County Council members tell the Gazette’s Erin Cunningham that the economic outlook leaves them no choice but to cut spending.

MONTGOMERY COUNTY REDISTRICTING: Montgomery County residents speaking at the public hearing on redistricting said that the current lines are gerrymandered to help minorities win, reports the Gazette’s C. Benjamin Ford.

CARROLL BRAC BENEFITS: Carroll County Board of Commissioners President Doug Howard pitched the county as a great place for business during a Base Realignment and Closure Business Initiative meeting because of its central location between Aberdeen Proving Ground, Fort Meade, and Fort Detrick, reports Jim Joyner of Patuxent Publishing.

CECIL POPULATION GROWING: Cecil County is seeing population growth – in numbers, in the amount of diverse residents, and in the average age of its residents, reports Jacob Owen of the Cecil Whig.

$700M NEEDED FOR UMCP: University of Maryland, College Park President Wallace Loh said that in order to fix structural damage to campus buildings, the university needs $700 million worth of improvements, reports The Gazette’s Andrew Ujifusa.

JOBS TO BALTIMORE: The Baltimore Business Journal’s Jack Lambert shares some of the ways that four Democratic mayoral candidates intend to bring more jobs to the city.

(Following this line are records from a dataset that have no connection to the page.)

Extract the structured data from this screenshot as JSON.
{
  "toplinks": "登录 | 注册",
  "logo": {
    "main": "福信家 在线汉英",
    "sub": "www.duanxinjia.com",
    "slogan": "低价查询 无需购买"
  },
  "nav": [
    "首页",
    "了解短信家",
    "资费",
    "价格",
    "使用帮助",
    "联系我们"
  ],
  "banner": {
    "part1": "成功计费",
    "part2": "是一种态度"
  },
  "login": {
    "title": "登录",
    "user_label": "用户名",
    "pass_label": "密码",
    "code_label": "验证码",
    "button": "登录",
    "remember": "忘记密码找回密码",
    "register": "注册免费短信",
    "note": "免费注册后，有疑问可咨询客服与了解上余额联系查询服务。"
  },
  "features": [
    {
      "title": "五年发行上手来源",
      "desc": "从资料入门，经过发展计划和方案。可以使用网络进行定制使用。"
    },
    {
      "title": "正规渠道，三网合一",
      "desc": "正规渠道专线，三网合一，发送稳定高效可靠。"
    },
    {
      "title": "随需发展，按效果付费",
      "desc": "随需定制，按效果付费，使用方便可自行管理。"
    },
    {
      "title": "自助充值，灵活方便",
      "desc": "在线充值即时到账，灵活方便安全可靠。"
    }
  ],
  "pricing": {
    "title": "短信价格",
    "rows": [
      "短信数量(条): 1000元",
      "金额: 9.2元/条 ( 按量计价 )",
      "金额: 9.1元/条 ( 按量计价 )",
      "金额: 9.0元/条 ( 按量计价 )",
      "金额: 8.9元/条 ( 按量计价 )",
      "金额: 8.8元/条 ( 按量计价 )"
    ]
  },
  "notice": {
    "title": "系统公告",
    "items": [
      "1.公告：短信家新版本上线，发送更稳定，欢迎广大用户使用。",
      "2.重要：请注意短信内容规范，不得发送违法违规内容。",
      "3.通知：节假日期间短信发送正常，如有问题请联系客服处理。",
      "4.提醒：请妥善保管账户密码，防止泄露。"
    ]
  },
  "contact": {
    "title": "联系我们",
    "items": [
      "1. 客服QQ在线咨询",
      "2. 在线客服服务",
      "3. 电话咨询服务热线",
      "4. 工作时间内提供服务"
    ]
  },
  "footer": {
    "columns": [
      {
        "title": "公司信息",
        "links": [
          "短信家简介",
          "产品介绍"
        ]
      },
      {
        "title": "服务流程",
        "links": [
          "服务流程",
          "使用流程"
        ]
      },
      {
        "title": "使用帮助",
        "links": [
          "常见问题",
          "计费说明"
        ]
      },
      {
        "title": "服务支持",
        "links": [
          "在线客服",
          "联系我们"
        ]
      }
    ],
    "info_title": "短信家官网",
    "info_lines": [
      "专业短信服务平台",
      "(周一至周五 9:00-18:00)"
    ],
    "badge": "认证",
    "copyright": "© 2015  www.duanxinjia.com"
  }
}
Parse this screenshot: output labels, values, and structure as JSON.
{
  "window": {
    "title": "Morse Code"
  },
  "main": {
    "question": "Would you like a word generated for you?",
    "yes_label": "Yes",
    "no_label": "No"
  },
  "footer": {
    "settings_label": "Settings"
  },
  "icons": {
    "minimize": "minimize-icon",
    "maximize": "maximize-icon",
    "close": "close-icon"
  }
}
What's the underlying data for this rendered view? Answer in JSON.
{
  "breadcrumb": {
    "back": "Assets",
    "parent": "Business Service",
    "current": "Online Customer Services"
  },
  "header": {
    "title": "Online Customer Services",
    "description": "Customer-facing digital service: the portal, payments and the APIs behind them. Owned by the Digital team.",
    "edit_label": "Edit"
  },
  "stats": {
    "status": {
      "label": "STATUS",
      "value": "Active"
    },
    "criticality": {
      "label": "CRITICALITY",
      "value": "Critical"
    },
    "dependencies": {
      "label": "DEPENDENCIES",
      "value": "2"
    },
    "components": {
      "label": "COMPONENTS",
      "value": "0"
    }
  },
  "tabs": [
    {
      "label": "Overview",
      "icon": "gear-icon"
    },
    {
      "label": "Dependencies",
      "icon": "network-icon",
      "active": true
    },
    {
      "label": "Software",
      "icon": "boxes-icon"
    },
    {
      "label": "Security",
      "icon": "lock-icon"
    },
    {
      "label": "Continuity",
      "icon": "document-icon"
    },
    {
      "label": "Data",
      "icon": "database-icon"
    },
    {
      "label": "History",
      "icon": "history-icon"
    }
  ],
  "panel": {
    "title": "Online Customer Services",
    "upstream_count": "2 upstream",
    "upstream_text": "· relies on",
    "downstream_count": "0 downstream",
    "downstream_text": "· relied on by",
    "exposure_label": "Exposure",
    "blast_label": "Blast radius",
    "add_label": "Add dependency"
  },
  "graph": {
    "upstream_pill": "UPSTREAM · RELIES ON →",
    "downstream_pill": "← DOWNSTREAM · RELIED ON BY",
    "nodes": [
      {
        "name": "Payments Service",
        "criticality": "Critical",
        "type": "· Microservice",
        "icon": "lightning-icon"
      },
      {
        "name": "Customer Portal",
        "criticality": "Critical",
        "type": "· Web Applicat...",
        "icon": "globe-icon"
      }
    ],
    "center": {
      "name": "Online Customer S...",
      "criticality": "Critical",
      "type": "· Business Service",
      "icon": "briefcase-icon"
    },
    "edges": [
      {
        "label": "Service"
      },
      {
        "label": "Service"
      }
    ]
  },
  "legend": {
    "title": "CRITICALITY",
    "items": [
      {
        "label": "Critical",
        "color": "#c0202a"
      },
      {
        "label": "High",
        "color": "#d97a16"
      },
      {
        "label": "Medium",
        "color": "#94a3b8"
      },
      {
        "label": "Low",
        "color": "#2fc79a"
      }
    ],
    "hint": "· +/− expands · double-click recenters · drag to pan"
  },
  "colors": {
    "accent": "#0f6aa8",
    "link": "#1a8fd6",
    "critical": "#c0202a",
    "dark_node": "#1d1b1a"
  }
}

PUGH PUSHES POLICE AUDIT: Sen. Catherine Pugh, a candidate for Baltimore mayor, announced she wants to audit the Baltimore City Police Department and start violence prevention programs for young people – initiatives which incumbent Stephanie Rawlings-Blake said are a “stolen public safety plan,” reports The Sun’s Julie Scharper.

NO MORE BACKGROUND CHECKS: Laurel City Council struck down a law passed last year that subjected all candidates for public office to a rigorous background check, and made those who spent time in jail ineligible to serve in local office, reports the Laurel Leader’s Gwendolyn Glenn.

GAZETTE NOTEBOOK: The Gazette’s political staff brings us bats on the loose in the State House; Frank Conaway hopes to rap his way to office; and poetry at Board of Public Works.